Using a Progress Log for Training

Called a log book, workout diary, training journal, fitness chart, or any combination that shares the same intention, a progress log allows you to measure your results. You may not require it if you can remember your workout with a simple program, but it can still motivate you and serve more reliably than memory.


You can view your progress log after your warm-up and record the results as you finish each exercise.

Include at least these factors for your progress log:

  • Equipment Settings
  • Exercises
  • Weight
  • Reps

As a beginner, variables such as how often you train and when you prefer to train may change, so these factors would help someone with this status:

  • Date
  • Time
  • Exercise Order

The next tier of variables can be as involved as you want:

  • Warm-Up Sets
  • Rest Lengths
  • Workout Length
  • Rep Speed (if too fast or too slow)
  • Non-Training Factors (hours of sleep, amount of calories, etc.)
  • Thoughts and Feelings (Use a 1-10 scale, such as how good you feel.)

Make sure these variables are specific, measurable, and relevant.

If you perform a row, make sure you record the grip used. Although you should use between an underhand and neutral grip, if you did vary your grip each time but failed to note it, this would lack specificity.

For reps, make sure you have a measurement for the range of motion. If you count going up and down without any endpoints as a rep, then you may develop a tendency to decrease the distance as your exercises grow harder.

Monitoring rest lengths when improving strength may be irrelevant. Perhaps you take as long as needed between exercises since you have no intention to elevate your heart rate such as with intervals. If you do something the same way each time without fail, avoid recording it.


Success is a lousy teacher. It seduces smart people into thinking they can’t lose.

– Bill Gates

Try to determine trends in your data. You perform best in the morning or the evening. You make faster progress with lower reps or higher reps. You never make progress if you got less than 6 hours of sleep the night before. If progress stagnates, tinker with things and try something that works.


Avoid obsession with the numbers at the expense of good form.
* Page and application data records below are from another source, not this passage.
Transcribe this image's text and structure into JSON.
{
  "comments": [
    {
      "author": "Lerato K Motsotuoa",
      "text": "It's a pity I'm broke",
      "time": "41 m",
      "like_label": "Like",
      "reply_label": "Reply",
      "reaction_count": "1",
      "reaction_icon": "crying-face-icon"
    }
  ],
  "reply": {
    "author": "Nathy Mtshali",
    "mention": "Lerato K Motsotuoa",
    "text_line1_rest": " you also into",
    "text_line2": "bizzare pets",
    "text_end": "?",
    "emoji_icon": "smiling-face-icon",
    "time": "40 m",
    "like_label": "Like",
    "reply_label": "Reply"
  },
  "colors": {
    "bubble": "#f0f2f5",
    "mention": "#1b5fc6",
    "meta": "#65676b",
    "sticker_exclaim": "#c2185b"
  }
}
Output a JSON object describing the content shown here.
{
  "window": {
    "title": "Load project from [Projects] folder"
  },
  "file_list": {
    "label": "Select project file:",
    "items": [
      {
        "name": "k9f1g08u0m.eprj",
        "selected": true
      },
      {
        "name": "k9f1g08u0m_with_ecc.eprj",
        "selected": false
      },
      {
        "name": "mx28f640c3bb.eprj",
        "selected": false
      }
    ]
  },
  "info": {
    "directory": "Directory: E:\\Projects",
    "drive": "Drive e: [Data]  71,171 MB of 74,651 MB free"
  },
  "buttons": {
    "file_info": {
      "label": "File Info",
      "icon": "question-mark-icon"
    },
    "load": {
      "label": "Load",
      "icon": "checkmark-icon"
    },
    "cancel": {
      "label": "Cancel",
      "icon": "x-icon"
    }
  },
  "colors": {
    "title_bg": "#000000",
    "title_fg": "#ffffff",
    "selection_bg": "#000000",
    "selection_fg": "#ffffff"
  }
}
If you round your lower back on the squat to get your last rep, you risk your safety.

Stay accurate. You may fail to remember you made an exception 3 months from now. You are cheating yourself if you list 8 reps to earn a weight increase the next session when you got 7 ¼. Making exceptions skews your data and only feeds an illusion.
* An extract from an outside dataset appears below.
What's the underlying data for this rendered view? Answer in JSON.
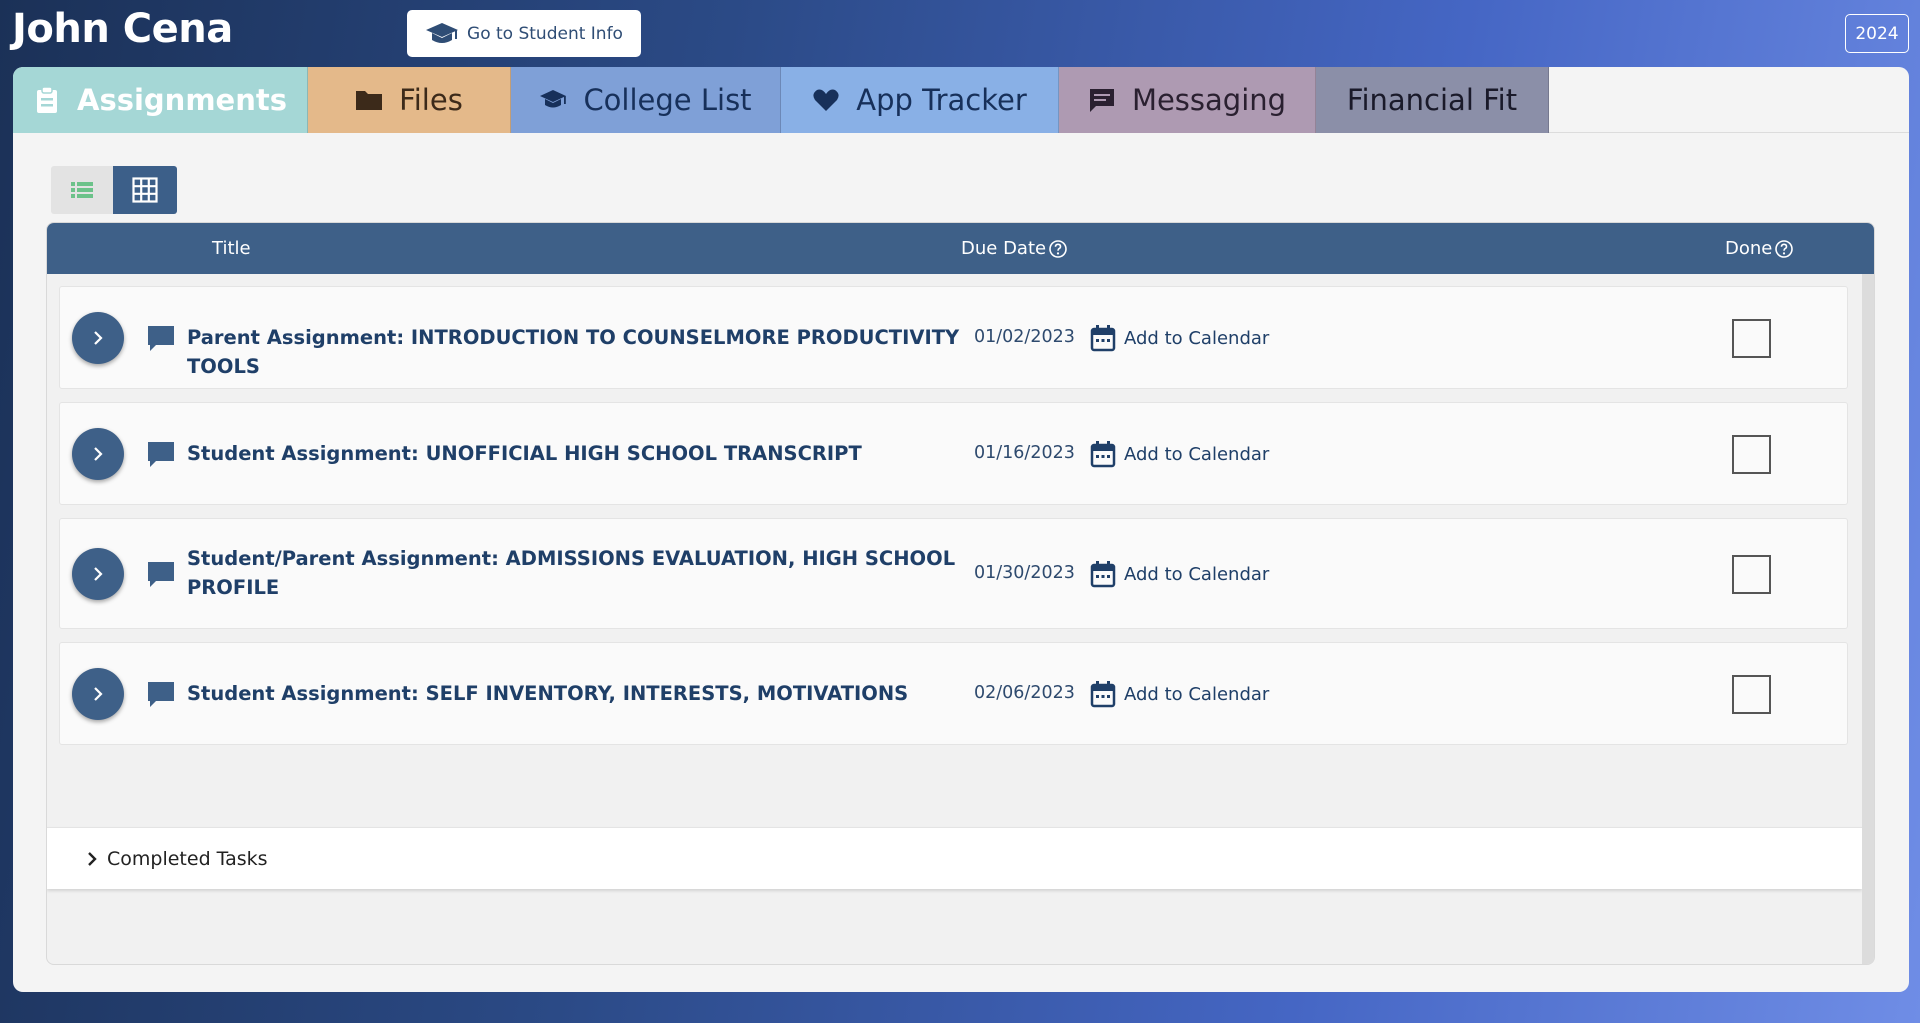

Early on in your training career, you may want to measure more rather than less. This will establish consistency. You may struggle to find the right exercise order for example.

Over time, you settle on an order and no longer need to monitor it.
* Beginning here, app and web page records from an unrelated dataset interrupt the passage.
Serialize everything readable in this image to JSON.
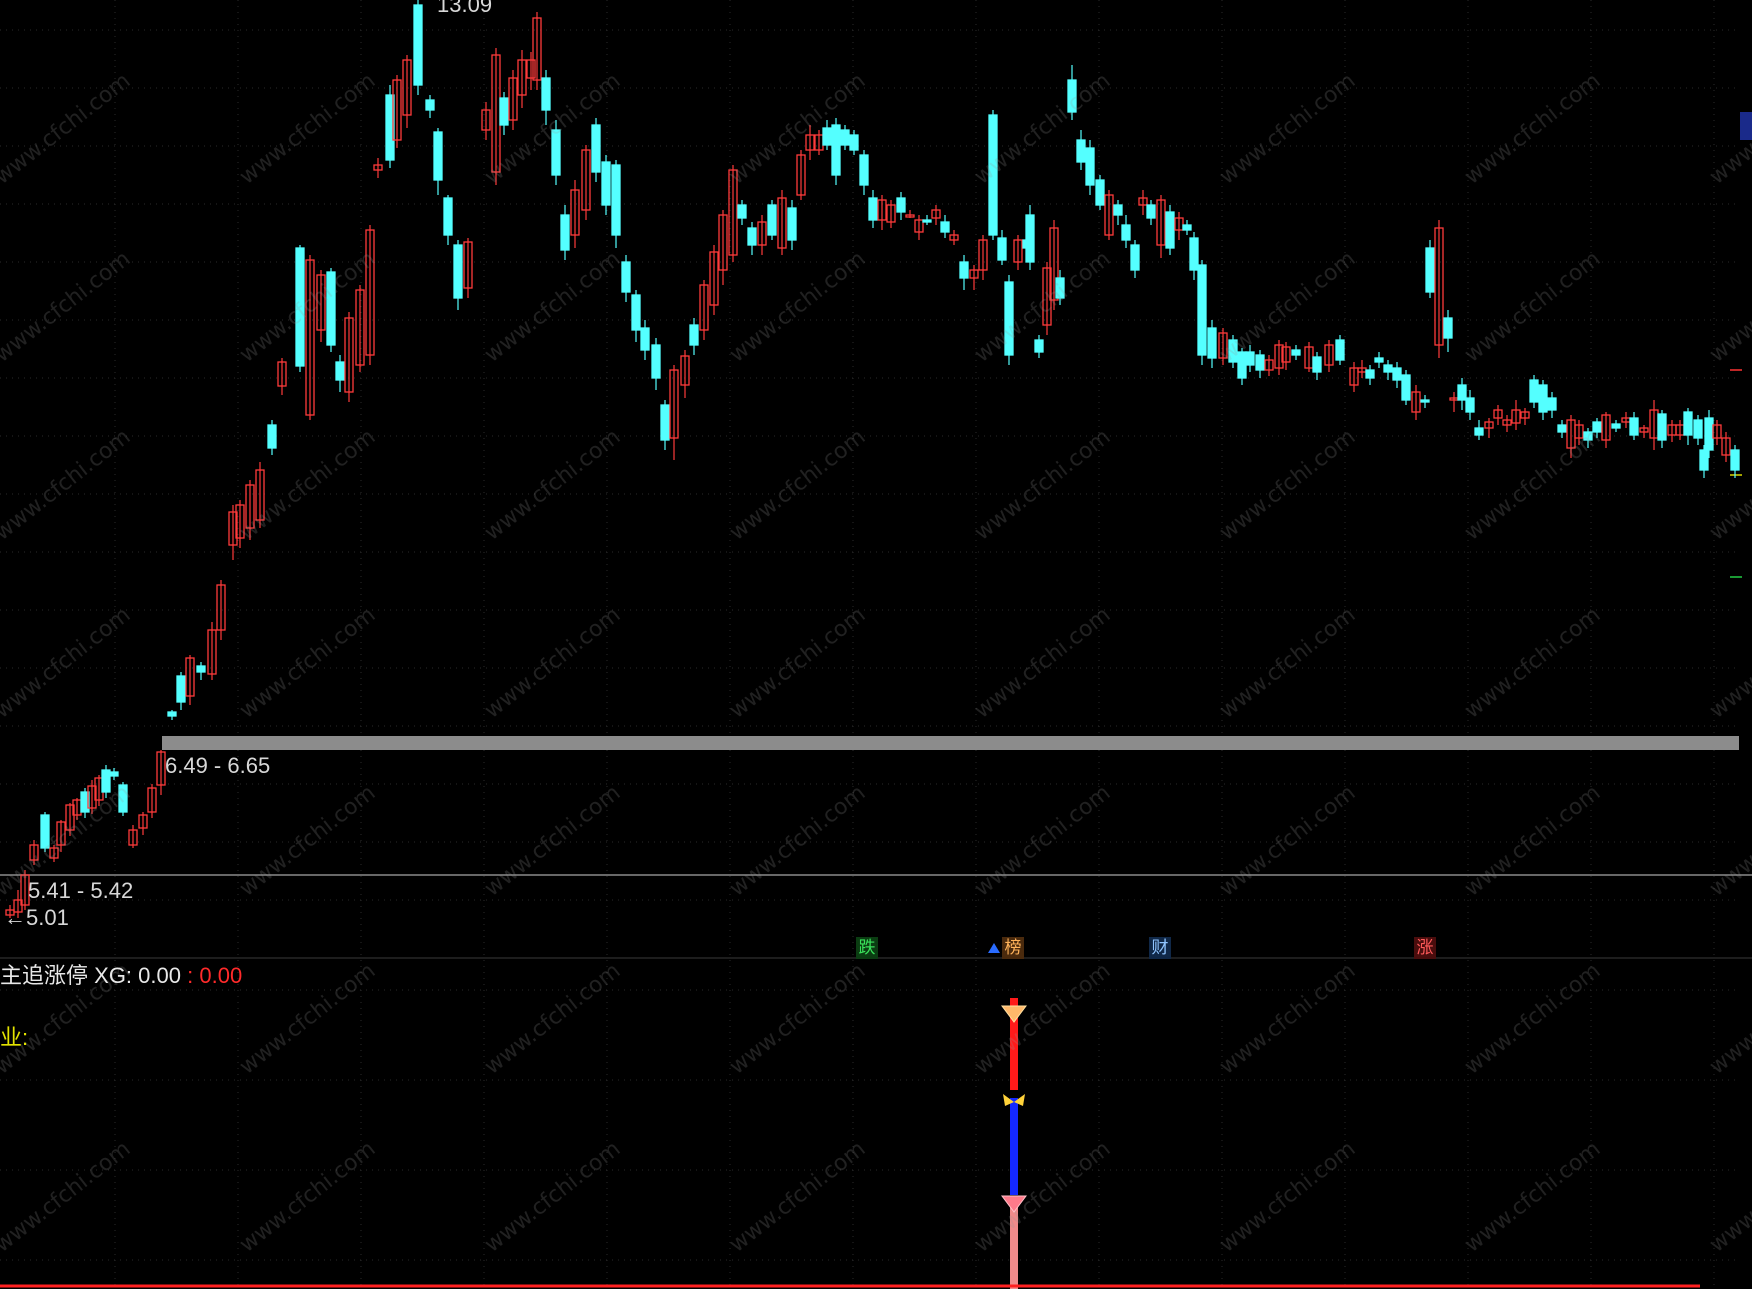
{
  "chart_data": {
    "type": "candlestick",
    "price_labels": {
      "top_high": "13.09",
      "zone_upper": "6.49 - 6.65",
      "zone_lower": "5.41 - 5.42",
      "bottom_low": "5.01"
    },
    "colors": {
      "up": "#ff3b3b",
      "down": "#54ffff",
      "zone_bar": "#8c8c8c",
      "separator": "#8a8a8a",
      "baseline": "#ff2020",
      "signal_top": "#ff1a1a",
      "signal_mid": "#1428ff",
      "signal_bottom": "#f08a8a"
    }
  },
  "event_badges": [
    {
      "text": "跌",
      "kind": "down"
    },
    {
      "text": "榜",
      "kind": "list"
    },
    {
      "text": "财",
      "kind": "fin"
    },
    {
      "text": "涨",
      "kind": "up"
    }
  ],
  "indicator": {
    "name": "主追涨停",
    "xg_label": "XG:",
    "xg_value": "0.00",
    "sep": ":",
    "xg_value2": "0.00",
    "industry_label": "业:"
  },
  "watermark": "www.cfchi.com"
}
Journaling in general is a good idea. A cue list for good form has great value. Tracking your calorie intake is important in striking the right balance between just enough calories to either gain or lose weight while minimizing bodyfat.

Consider Using a Progress Log

You must use more weight and reps over time to make progress. Writing something down tends to make it come alive, making your vague hopes turn into goals and actions. A record allows you to view your efforts through cold, hard data to make better decisions. If you have not internalized your workouts or see value beyond a replacement for memory, then use a progress log.

Never miss a useful bodybuilding insight.